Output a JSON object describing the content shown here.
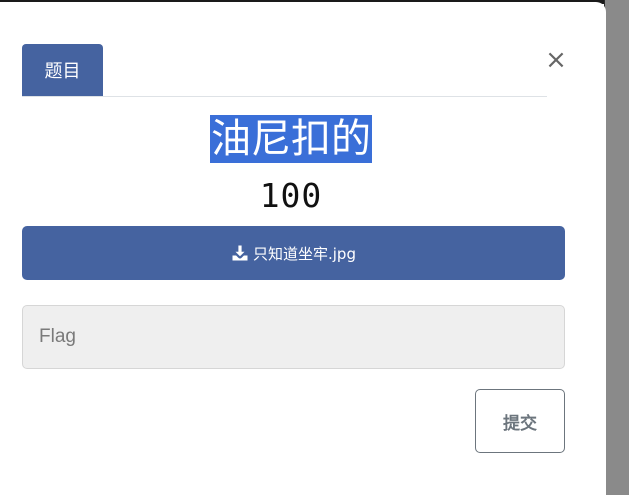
{
  "modal": {
    "tab_label": "题目",
    "close_symbol": "×",
    "challenge_name": "油尼扣的",
    "points": "100",
    "download_file": "只知道坐牢.jpg",
    "download_icon": "download-icon",
    "flag_placeholder": "Flag",
    "flag_value": "",
    "submit_label": "提交"
  },
  "colors": {
    "primary": "#4563a0",
    "selection": "#3a6fd8",
    "input_bg": "#efefef",
    "secondary": "#6c757d"
  }
}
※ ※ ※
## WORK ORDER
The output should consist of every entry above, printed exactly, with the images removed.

## RESULT FOR THIS TASK
Output a JSON object describing the content shown here.
{
  "modal": {
    "tab_label": "题目",
    "close_symbol": "×",
    "challenge_name": "油尼扣的",
    "points": "100",
    "download_file": "只知道坐牢.jpg",
    "download_icon": "download-icon",
    "flag_placeholder": "Flag",
    "flag_value": "",
    "submit_label": "提交"
  },
  "colors": {
    "primary": "#4563a0",
    "selection": "#3a6fd8",
    "input_bg": "#efefef",
    "secondary": "#6c757d"
  }
}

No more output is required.